These, and several other very positive reviews, can all be seen in full on Goodreads, together with details of the reviewers (just in case, like my Dear Daughter, you assume that I made them all up!). If you want to get your hands on a copy for Christmas, hurry along to the publishers (Pen & Sword Books, here) and get yourself a copy at a discount of 20%! Mind you, I never have understood the book trade: twenty per cent off what? Whatever, I hope that you find it a rollicking good read! I will be taking my copy along on the Good Ship “Boudicca” when she sails off to the Cape Verde Islands in a fortnight’s time – and indeed the contents will feature in at least two of the lectures I will be giving on board. Roll-on “Royal Shenanigans of the 18th Century” and “From Courtesans to Celebrities – the tarts with hearts”!




Nov 022016

lwlA nice caricature by Thomas Rowlandson, first published in 1807 and entitled ‘The double disaster or new cure for love’. It is a reminder that whereas my ancestor Richard only did a “big” laundry four or five times a year (or, as he described in in his diaries, “Wash’d a great Wash”) the  process of laundry involved many of the household servants. Firewood needed to be collected, and lit under the copper cauldron using a candle.
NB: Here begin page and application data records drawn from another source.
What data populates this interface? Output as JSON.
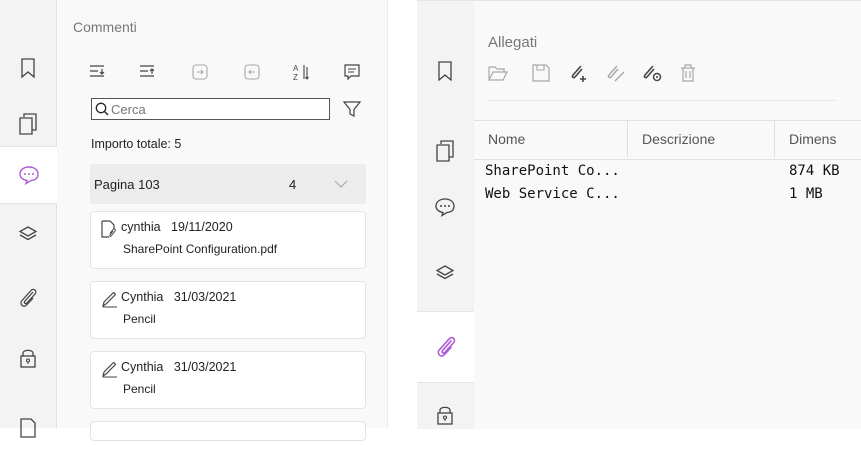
{
  "comments_panel": {
    "title": "Commenti",
    "search_placeholder": "Cerca",
    "total_label": "Importo totale: 5",
    "page_group": {
      "label": "Pagina 103",
      "count": "4"
    },
    "comments": [
      {
        "author": "cynthia",
        "date": "19/11/2020",
        "text": "SharePoint Configuration.pdf",
        "icon": "attachment-comment-icon"
      },
      {
        "author": "Cynthia",
        "date": "31/03/2021",
        "text": "Pencil",
        "icon": "pencil-icon"
      },
      {
        "author": "Cynthia",
        "date": "31/03/2021",
        "text": "Pencil",
        "icon": "pencil-icon"
      }
    ]
  },
  "left_rail": {
    "items": [
      "bookmark-icon",
      "pages-icon",
      "comments-icon",
      "layers-icon",
      "attachments-icon",
      "security-icon",
      "document-icon"
    ],
    "active": "comments-icon"
  },
  "right_rail": {
    "items": [
      "bookmark-icon",
      "pages-icon",
      "comments-icon",
      "layers-icon",
      "attachments-icon",
      "security-icon"
    ],
    "active": "attachments-icon"
  },
  "attachments_panel": {
    "title": "Allegati",
    "toolbar": [
      "open-folder-icon",
      "save-icon",
      "add-attachment-icon",
      "edit-attachment-icon",
      "attachment-settings-icon",
      "delete-icon"
    ],
    "columns": [
      "Nome",
      "Descrizione",
      "Dimens"
    ],
    "rows": [
      {
        "name": "SharePoint Co...",
        "description": "",
        "size": "874 KB"
      },
      {
        "name": "Web Service C...",
        "description": "",
        "size": "1 MB"
      }
    ]
  },
  "colors": {
    "accent": "#9b4fc4",
    "active_icon": "#b05cd6",
    "icon": "#444444",
    "disabled_icon": "#a8a8a8"
  }
}
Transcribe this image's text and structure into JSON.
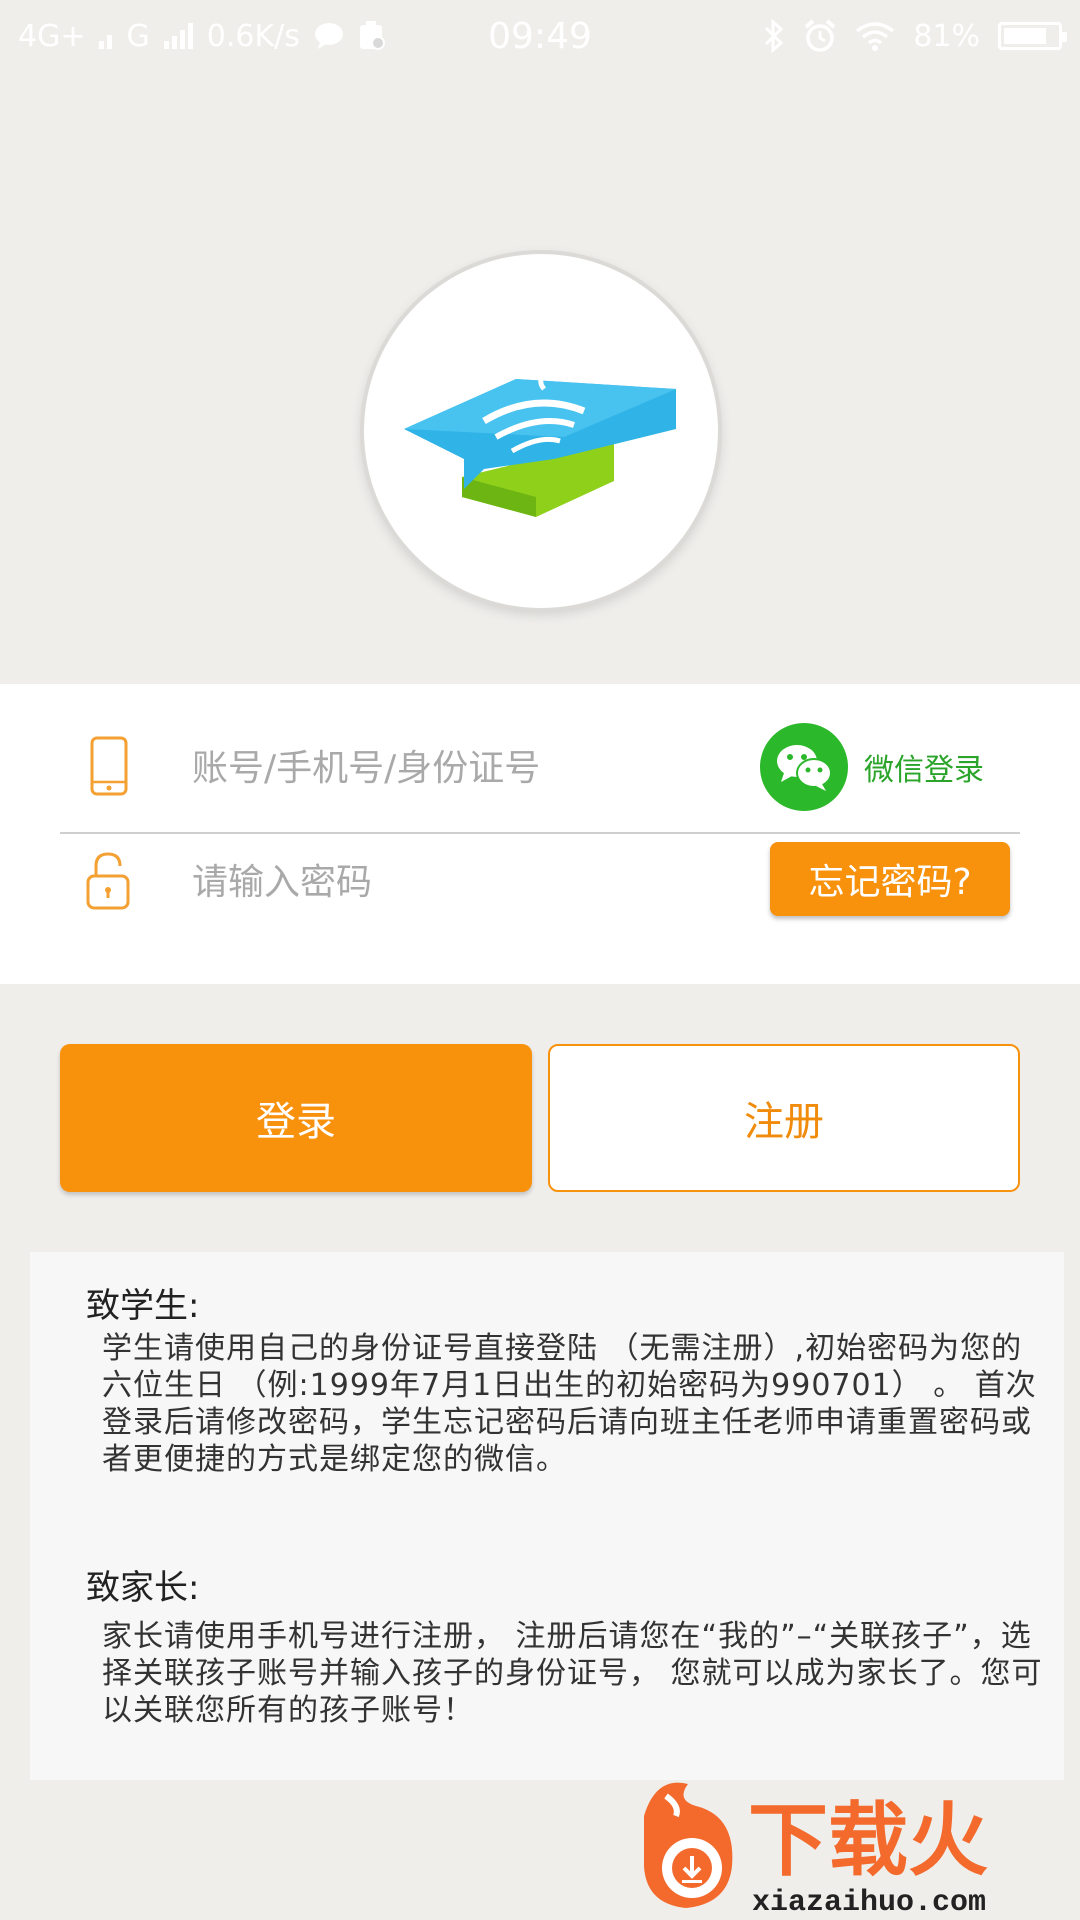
{
  "status_bar": {
    "network1": "4G+",
    "network2": "G",
    "speed": "0.6K/s",
    "time": "09:49",
    "battery": "81%",
    "battery_level": 0.81
  },
  "login": {
    "account_placeholder": "账号/手机号/身份证号",
    "password_placeholder": "请输入密码",
    "wechat_label": "微信登录",
    "forgot_label": "忘记密码?"
  },
  "actions": {
    "login_label": "登录",
    "register_label": "注册"
  },
  "notice": {
    "student_title": "致学生:",
    "student_text": "学生请使用自己的身份证号直接登陆 （无需注册）,初始密码为您的六位生日 （例:1999年7月1日出生的初始密码为990701） 。 首次登录后请修改密码，学生忘记密码后请向班主任老师申请重置密码或者更便捷的方式是绑定您的微信。",
    "parent_title": "致家长:",
    "parent_text": "家长请使用手机号进行注册， 注册后请您在“我的”–“关联孩子”，选择关联孩子账号并输入孩子的身份证号， 您就可以成为家长了。您可以关联您所有的孩子账号！"
  },
  "watermark": {
    "brand": "下载火",
    "url": "xiazaihuo.com"
  },
  "colors": {
    "accent": "#f8910c",
    "wechat": "#2bb82b",
    "background": "#efeeeb"
  },
  "icons": {
    "phone": "phone-icon",
    "lock": "lock-icon",
    "wechat": "wechat-icon",
    "logo": "graduation-cap-logo"
  }
}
Water had to be pumped into the copper, and baskets would be used to collect the clean bed-linen and clothing to carry it outdoors – where as likely as not it would be spread out on the hedging to dry.

In this particular wash-day hiatus, a young lad has been hiding under the wooden lid of the copper. He emerges as the heat spreads into his hidey-hole, only for him to be deluged with water spouting from the pump. On the left the young woman is startled by his sudden appearance, and stops filling her jug with beer, which continues to flow from the barrel onto the floor. A cat pursues a mouse, and the washing is in a small pile in a tub, above a wicker basket and yoke.

The scene takes me back – I once bought an unrestored 18th century house without electricity or running water, and it still had the original copper, the working pump, and the flag-stone floor to the washroom. What it didn’t have was the  two Rowlandson strereotypes – the ugly old crone, shown here on her hands and knees, and the smiling fresh-faced young maids in their mob-caps. They certainly bring the scene to life.

Post-script: it is funny how often I find more than one caricature with a similar theme. Having prepared this post I came across an interesting caricature from 1816 entitled “How are you off for soap?” The print was by William Elmes, published by Thomas Tegg, and appears courtesy of the British Museum. Their commentary on the print is: “A young woman stands over a wash-tub raising her hands in astonishment to see a little man standing waist-deep in the soapsuds, saying with a smile: “here am I!! Betty!! how are you off for Soap.” She answers: “Lord!! Mr Vansittart!!—who could have thought of seeing You in the Washing Tub.” She wears a mob-cap and pattens. Two tubs stand on a bench, with a basket beside it on which lies a pair of breeches. Through a window (right) are seen clothes on a line, and trees. A fire burns under a large copper (left) from which rise clouds of steam. Against the wall are coal-box, shovel, and broom.”

How are you off for soap. © British Museum.

How are you off for soap?  © British Museum.

The print satirises the sly introduction of a tax on hard soap – sly because it was ostensibly made to protect the whale fishing industry, but in reality was a device to raise £150,000 in excise duty. The man responsible fro the tax was Nicolas Vansittart (1766-1851), 1st Baron Bexley, a long serving and effective, although unpopular Chancellor of the Exchequer.

I see that I have previously blogged on washdays, washing machines and other matters of a laundry nature, so if you want more suds, go here.